Within the first 100 days of his rule, the dream turned sour.
Most of his team along with Imran Khan himself being outsiders, having never before managed the affairs of a government (the KP experience was too meagre compared to the challenges of the federation) they were finding it increasingly difficult to make the federal bureaucracy work the way the government wanted. Most of the civil servants had stopped working because of the NAB sword over their heads.
The biggest political blunder that the PM committed was the appointment of Usman Buzdar as Punjab Chief Minister which led to an unending political chaos in Pakistan’s biggest province with three centres of power, the other two being manned by Governor Sarwar and Speaker Pervez Elahi.
The next blunder of the PM or for that matter, one bigger than that of Buzdar was his misplaced faith in the financial acumen of his finance minister, Asad Umar. His third blunder was to gather around him as many as half-a-dozen media experts. And a couple of members of his team, like health minister Kiyani and Hoti were seen indulging in blatant corruption.
Indeed, it is not very difficult not to disagree with Mohammad Taqi, a Pakistani-American columnist of the Wire (Pakistan Army’s Imran Khan Project Is Going Belly Up) that Pakistan’s government and its army handlers are in a disarray and the reason is not some concerted domestic political opposition or foreign pressure; it is the sheer incompetence of the army’s political protégés and the outfit’s ignominious tradition of biting off more than it can chew.
“Pakistan’s economy is in a virtual free-fall … [since the engineered ouster of] former Prime Minister Nawaz Sharif’s ouster in 2017. Within a span of the past few weeks, finance minister Asad Umar – touted for a decade as the economics whizz-kid – was unceremoniously shown the door, the State Bank of Pakistan’s governor eased out and the chairman Federal Bureau of Revenue fired.

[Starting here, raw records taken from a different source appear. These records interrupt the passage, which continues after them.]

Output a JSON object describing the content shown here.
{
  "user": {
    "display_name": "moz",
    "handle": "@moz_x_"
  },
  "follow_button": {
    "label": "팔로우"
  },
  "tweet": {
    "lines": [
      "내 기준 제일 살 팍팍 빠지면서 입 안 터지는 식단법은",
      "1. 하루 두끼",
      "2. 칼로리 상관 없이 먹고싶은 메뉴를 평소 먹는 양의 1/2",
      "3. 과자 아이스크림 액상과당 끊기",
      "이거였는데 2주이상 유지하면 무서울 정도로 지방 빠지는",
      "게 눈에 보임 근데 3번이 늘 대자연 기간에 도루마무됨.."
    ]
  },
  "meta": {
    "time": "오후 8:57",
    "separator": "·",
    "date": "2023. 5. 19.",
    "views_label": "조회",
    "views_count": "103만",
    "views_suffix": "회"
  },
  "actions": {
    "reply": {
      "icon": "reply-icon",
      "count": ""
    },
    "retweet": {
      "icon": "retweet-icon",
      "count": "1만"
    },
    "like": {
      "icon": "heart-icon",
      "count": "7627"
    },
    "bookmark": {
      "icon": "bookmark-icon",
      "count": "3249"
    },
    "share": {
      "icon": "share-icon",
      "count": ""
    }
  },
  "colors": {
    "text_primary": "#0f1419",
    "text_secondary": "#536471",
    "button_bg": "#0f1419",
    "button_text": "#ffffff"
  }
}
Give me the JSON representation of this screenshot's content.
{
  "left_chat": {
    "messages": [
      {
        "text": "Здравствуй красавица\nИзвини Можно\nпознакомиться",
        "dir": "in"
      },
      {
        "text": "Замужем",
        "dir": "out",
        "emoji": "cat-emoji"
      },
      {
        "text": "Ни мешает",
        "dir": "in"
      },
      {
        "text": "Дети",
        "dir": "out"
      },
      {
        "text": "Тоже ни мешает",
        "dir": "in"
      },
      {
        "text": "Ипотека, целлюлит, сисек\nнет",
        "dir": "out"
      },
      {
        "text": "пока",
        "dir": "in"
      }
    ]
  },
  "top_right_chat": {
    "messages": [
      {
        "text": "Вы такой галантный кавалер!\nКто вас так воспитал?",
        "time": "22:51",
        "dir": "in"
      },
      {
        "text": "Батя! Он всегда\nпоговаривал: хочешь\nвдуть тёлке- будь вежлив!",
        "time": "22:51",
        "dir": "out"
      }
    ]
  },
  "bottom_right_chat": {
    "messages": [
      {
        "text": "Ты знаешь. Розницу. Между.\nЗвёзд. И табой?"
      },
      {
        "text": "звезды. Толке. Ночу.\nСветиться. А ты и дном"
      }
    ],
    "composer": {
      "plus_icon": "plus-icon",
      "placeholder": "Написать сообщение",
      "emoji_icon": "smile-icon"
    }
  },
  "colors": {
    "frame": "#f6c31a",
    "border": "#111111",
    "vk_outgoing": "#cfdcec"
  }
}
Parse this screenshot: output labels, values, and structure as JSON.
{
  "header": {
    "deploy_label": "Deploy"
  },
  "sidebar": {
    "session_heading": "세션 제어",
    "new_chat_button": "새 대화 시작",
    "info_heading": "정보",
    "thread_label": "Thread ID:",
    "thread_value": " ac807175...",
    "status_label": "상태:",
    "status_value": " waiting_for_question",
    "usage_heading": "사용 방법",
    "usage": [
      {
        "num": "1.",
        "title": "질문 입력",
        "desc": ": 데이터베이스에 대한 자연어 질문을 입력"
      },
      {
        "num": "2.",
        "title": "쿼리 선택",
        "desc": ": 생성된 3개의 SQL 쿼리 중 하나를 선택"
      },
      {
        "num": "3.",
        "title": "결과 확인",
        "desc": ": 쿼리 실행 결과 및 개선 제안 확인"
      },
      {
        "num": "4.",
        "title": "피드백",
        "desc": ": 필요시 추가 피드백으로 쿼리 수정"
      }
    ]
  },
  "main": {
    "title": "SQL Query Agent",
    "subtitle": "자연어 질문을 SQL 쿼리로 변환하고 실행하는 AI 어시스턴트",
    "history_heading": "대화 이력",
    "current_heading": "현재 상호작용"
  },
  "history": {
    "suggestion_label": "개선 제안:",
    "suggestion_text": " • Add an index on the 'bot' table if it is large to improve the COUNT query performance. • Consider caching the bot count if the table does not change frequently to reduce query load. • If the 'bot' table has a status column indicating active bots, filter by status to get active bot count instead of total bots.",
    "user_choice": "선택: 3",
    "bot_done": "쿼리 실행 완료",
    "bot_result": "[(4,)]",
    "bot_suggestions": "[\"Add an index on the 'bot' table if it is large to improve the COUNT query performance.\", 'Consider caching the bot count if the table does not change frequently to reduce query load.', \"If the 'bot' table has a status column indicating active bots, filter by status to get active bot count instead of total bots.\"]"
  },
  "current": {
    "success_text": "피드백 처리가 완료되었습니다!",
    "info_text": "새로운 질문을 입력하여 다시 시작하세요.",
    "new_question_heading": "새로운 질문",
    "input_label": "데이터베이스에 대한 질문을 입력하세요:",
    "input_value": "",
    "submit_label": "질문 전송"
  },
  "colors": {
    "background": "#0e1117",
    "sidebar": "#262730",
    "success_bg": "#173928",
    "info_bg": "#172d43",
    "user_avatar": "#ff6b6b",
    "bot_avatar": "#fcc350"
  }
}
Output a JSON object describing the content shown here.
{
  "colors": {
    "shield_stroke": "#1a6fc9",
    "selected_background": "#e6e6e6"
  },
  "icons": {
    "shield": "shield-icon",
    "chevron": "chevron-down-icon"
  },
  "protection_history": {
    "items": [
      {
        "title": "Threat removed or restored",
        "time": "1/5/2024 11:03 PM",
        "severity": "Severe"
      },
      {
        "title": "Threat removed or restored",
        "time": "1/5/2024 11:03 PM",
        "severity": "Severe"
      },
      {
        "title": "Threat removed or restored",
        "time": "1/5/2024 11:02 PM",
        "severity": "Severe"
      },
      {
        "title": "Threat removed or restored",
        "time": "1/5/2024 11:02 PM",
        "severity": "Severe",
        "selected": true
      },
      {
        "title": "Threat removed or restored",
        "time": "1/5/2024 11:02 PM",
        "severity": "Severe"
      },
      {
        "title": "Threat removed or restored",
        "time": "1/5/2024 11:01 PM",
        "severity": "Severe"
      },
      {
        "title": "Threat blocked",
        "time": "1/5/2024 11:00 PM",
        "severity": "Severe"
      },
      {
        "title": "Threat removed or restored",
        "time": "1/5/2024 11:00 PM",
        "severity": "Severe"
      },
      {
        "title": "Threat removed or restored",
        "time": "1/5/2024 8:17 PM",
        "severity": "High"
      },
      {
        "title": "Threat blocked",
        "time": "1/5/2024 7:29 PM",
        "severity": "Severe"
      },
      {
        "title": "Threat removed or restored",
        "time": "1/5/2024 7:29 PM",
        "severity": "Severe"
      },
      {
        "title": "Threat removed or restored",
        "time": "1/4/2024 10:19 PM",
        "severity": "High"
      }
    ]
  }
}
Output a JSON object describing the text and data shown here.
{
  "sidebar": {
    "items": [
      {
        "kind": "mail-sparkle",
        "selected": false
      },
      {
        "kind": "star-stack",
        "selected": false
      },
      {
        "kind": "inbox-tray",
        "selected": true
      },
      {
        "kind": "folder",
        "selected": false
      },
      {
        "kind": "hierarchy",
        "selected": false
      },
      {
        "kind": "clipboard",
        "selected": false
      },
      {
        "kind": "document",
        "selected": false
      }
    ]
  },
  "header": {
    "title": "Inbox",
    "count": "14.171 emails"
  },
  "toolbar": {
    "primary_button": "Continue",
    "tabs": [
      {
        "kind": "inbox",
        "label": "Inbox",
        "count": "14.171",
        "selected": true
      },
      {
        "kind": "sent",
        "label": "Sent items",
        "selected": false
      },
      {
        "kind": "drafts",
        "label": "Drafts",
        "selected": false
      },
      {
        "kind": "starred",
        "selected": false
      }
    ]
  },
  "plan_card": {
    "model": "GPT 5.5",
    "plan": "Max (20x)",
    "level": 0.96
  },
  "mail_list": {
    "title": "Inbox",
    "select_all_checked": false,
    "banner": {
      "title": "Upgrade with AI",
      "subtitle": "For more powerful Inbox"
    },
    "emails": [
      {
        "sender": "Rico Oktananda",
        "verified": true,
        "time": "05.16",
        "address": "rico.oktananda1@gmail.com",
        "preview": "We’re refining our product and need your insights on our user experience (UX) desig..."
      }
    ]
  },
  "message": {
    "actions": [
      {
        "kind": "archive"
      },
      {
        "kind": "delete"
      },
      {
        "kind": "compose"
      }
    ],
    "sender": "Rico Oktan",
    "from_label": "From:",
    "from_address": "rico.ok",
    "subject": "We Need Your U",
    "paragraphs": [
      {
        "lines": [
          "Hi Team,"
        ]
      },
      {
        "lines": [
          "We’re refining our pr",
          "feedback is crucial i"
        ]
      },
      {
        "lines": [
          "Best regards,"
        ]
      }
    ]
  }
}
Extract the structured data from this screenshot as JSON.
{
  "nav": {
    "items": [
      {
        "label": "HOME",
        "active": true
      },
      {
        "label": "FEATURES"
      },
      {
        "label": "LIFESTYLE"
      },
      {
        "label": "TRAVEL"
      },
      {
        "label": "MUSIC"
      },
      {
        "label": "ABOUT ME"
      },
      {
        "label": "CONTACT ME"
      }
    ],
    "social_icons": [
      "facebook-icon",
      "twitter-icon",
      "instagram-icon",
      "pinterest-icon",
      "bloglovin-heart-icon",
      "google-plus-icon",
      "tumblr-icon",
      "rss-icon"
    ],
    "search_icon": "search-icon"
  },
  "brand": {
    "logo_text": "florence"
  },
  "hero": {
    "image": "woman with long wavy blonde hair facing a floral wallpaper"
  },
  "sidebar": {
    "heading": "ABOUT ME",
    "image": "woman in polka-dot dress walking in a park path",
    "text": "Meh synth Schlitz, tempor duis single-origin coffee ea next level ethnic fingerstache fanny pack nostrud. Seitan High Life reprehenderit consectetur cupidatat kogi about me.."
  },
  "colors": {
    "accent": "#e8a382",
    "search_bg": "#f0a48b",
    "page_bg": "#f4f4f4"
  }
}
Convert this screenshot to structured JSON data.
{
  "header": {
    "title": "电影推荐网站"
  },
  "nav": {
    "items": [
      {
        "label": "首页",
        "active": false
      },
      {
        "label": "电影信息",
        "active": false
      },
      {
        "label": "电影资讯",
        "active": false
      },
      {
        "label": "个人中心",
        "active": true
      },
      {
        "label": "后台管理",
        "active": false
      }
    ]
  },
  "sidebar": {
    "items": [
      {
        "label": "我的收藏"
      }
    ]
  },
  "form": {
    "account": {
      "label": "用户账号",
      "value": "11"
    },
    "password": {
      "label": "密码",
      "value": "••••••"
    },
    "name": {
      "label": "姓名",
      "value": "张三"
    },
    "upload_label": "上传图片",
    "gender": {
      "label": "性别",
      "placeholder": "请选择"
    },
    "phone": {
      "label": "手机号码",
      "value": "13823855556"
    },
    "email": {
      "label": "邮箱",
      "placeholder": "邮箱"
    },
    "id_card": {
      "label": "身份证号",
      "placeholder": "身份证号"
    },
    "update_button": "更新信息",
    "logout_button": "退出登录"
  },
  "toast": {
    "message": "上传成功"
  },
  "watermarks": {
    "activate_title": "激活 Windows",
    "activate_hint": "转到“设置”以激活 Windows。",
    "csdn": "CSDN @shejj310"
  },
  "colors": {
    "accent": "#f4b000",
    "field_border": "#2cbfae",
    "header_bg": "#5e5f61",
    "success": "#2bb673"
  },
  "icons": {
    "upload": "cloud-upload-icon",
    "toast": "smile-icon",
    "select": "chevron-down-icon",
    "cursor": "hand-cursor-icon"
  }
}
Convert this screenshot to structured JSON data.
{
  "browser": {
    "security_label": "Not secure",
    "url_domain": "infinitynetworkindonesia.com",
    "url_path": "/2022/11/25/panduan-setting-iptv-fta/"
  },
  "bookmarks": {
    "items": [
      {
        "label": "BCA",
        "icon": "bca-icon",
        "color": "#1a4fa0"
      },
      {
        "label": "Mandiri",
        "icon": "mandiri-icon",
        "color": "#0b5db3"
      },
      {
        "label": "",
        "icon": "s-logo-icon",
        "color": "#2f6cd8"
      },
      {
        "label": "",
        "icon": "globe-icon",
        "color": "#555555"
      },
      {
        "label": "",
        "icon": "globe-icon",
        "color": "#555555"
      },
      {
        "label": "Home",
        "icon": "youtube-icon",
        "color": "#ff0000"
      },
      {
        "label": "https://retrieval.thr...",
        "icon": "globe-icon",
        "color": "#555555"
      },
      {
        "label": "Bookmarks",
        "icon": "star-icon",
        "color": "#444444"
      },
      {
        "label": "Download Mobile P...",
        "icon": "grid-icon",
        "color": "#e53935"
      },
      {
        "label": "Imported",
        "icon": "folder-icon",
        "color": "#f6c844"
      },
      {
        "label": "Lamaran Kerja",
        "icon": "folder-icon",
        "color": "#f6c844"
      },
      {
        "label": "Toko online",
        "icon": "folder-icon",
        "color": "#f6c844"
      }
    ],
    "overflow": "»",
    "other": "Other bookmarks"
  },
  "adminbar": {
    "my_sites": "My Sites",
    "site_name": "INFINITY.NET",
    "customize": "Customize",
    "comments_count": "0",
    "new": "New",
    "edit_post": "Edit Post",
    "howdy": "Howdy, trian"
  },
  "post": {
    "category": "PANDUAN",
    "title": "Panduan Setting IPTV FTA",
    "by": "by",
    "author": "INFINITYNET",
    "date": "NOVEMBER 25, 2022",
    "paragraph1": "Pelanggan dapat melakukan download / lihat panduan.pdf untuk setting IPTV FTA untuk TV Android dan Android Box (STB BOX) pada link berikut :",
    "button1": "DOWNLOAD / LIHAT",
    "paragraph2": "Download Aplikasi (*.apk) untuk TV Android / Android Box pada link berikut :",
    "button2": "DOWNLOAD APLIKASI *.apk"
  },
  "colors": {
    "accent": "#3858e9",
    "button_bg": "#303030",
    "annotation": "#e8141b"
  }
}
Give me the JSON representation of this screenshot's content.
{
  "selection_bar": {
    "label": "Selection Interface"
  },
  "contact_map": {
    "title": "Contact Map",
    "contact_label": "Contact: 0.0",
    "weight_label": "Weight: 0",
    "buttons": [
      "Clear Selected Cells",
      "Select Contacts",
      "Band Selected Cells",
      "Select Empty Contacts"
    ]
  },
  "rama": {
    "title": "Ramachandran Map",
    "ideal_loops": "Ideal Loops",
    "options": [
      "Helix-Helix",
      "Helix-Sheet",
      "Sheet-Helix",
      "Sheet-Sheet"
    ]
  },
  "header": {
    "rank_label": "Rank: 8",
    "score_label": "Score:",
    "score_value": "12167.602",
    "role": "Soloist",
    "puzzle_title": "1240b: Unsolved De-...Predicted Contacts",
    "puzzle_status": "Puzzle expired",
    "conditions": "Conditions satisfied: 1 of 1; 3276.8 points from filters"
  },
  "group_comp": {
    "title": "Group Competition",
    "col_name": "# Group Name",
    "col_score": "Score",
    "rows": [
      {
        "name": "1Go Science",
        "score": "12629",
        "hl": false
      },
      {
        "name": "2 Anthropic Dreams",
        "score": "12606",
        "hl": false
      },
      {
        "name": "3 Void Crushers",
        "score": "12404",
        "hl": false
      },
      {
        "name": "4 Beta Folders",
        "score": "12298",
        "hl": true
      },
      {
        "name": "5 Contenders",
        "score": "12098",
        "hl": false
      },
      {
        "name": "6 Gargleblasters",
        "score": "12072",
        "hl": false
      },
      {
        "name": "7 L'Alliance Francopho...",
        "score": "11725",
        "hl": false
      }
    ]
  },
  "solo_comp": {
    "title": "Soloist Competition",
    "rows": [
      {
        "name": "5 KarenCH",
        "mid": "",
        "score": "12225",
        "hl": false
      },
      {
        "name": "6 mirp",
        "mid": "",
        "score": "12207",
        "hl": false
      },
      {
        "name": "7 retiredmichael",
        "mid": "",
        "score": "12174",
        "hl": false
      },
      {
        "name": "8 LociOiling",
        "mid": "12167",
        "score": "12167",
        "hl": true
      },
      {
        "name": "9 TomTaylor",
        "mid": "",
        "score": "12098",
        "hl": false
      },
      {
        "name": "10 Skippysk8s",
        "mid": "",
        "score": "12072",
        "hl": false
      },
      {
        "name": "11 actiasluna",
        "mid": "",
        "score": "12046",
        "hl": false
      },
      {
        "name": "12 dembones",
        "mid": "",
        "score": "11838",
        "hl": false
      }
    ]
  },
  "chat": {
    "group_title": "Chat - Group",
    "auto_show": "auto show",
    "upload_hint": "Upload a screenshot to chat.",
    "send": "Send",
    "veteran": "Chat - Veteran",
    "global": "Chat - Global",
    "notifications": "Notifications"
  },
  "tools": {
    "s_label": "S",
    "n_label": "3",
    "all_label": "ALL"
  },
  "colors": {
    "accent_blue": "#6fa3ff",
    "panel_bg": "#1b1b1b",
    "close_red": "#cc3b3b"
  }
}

“In the face of a massive economic turmoil, cricketer-turned-politician Imran Khan’s Pakistan Tehrik-e-Insaf (PTI) government … is running around like a chicken with its head cut off.”
The author is a senior journalist and editor.